What is a redundancy?

The statutory definition of redundancy is set out within section 139 (1) of the Employment Rights Act 1996 which identifies three situations in which redundancy may arise, namely business closure, workplace closure or if the requirement of the business for employees to do work of a particular kind has ceased or diminished.

Will all employees be entitled to statutory redundancy pay?

No, only the employees who have been employed for two years or more will be entitled to a statutory redundancy payment.

What types of claims can arise in a redundancy situation?

If your employees have more than two years’ service, they could potentially claim unfair dismissal if you do not identify a genuine redundancy rationale for the dismissals or carry out a fair consultation process prior to taking the decision to dismiss.

An employee with any length of service could also potentially claim that the decision to dismiss them was not a genuine redundancy and instead was for discriminatory reasons (for example, because of age, sex or race).  As such, we would always advise employers to properly consider the rationale for the redundancy (including any indirect implications) before commencing any process.

What do I do if I have more than one employee carrying out the same role but the workload has reduced?

If you have more than one employee carrying out the same type of job (or similar jobs where skills are interchangeable) those employees should be placed in a pool together and an employer should select between them for the available positions.  As an employer you should decide on some fair and objective selection criteria to assist you to choose between these employees, for example, these criteria could be based on performance, skills or disciplinary record.  Following the scoring process, the lowest scoring employees would usually be selected for redundancy following a consultation process.

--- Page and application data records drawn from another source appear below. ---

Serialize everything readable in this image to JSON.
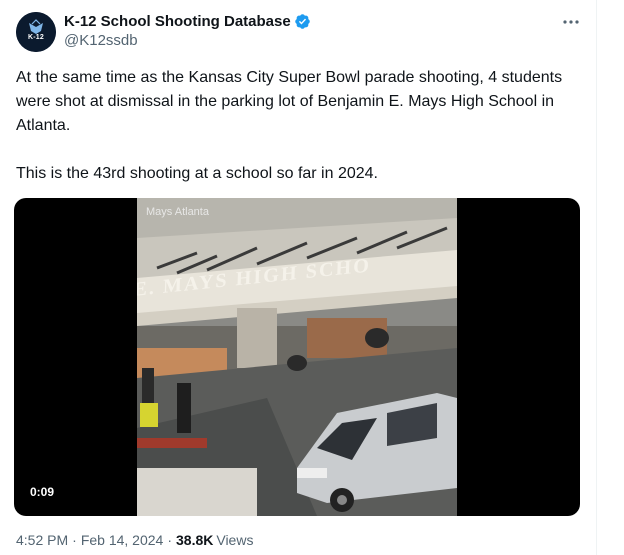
{
  "author": {
    "display_name": "K-12 School Shooting Database",
    "handle": "@K12ssdb",
    "avatar_text": "K-12",
    "verified": true
  },
  "tweet": {
    "text": "At the same time as the Kansas City Super Bowl parade shooting, 4 students were shot at dismissal in the parking lot of Benjamin E. Mays High School in Atlanta.\n\nThis is the 43rd shooting at a school so far in 2024."
  },
  "media": {
    "overlay_caption": "Mays Atlanta",
    "building_sign": "E. MAYS HIGH SCHO",
    "duration": "0:09"
  },
  "meta": {
    "time": "4:52 PM",
    "separator": "·",
    "date": "Feb 14, 2024",
    "views_count": "38.8K",
    "views_label": "Views"
  },
  "colors": {
    "verified": "#1d9bf0",
    "text_primary": "#0f1419",
    "text_secondary": "#536471",
    "media_bg": "#000000"
  },
  "icons": {
    "verified": "verified-badge-icon",
    "more": "more-horizontal-icon"
  }
}
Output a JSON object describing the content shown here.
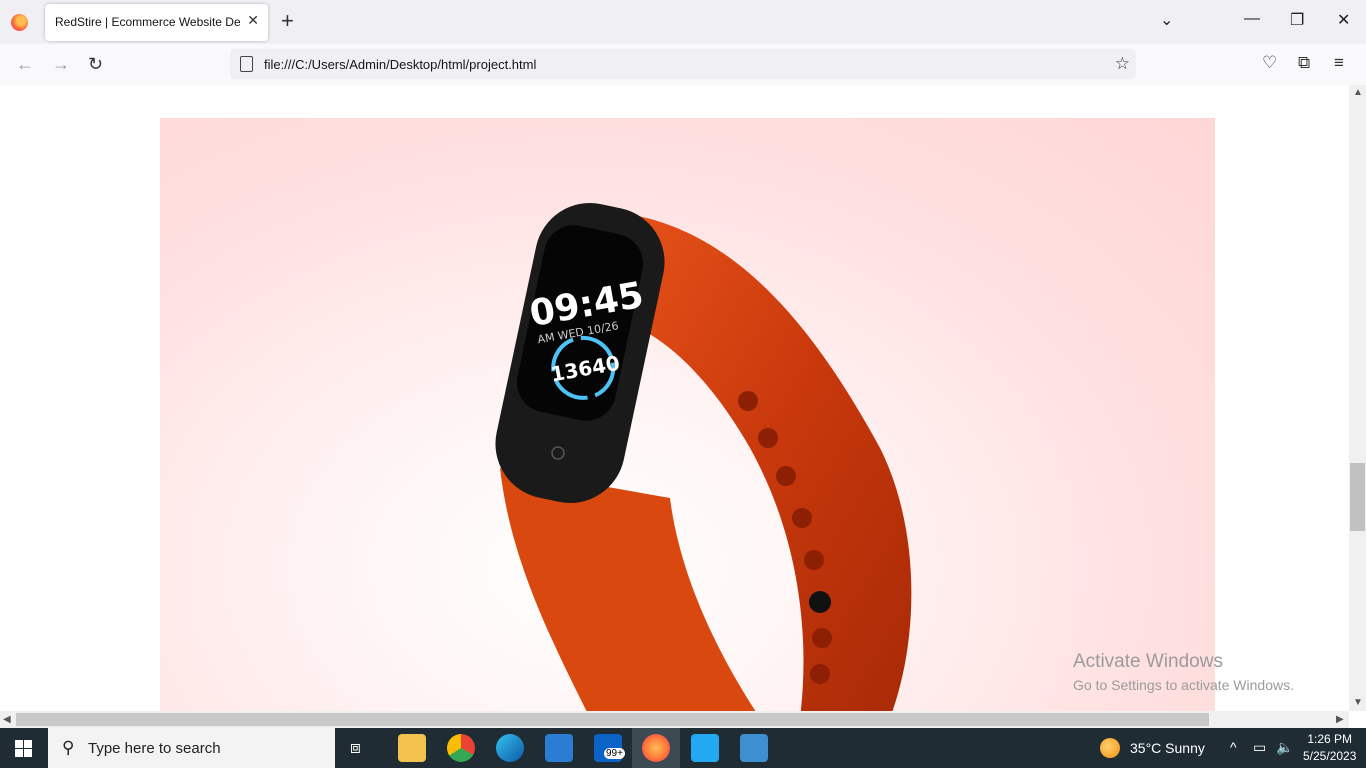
{
  "browser": {
    "tab_title": "RedStire | Ecommerce Website Design",
    "url": "file:///C:/Users/Admin/Desktop/html/project.html"
  },
  "page": {
    "hero_alt": "Orange fitness band",
    "watch_time": "09:45",
    "watch_date": "AM WED 10/26",
    "watch_steps": "13640"
  },
  "os": {
    "watermark_title": "Activate Windows",
    "watermark_sub": "Go to Settings to activate Windows.",
    "search_placeholder": "Type here to search",
    "weather": "35°C  Sunny",
    "time": "1:26 PM",
    "date": "5/25/2023",
    "mail_badge": "99+"
  }
}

Will my employees be entitled to notice even where there is no work?

Yes, your employees will be entitled to receive their contractual, or if greater, statutory notice period. Your contracts of employment may allow you to pay staff instead of requiring them to work their notice periods.

What alternatives are there to redundancy?

Redundancy is usually the last resort.  Alternatives should be considered where possible.  You could rely on contractual lay off provisions for temporary reduction in workloads or alternatively, staff may agree to reduce their hours or holiday can be used where there are periods of no work.  Also, you could try to reduce the head count of non-employed staff such as temp workers or consultants.  Another approach is to ask for volunteers or consider alternative roles for staff at risk elsewhere within the business.

Here to Help

Redundancies are likely to present serious challenges for your business. It is essential that you seek expert advice at an early stage so you can ensure that you implement a fair process and avoid being subject to Employment Tribunal claims.

To discuss how we can help with a redundancy or restructuring matter, please contact Longmores’ Head of Employment Richard Gvero or Associate Solicitor Miranda Mulligan, who will be happy to advise.

Find out more about our Employment Law Packages, Employment Law Health Check, HR and Employment Law Training and the Longmores Employer Assistance Package (LEAP) with optional insurance to protect you against the costs of employment tribunals, legal fees, settlements and financial awards in the event of a dispute.

Please note the contents of this article are given for information only and must not be relied upon. Legal advice should always be sought in relation to specific circumstances.

This article was originally written for Inspire Magazine May 2023.

NLA article not to be reproduced.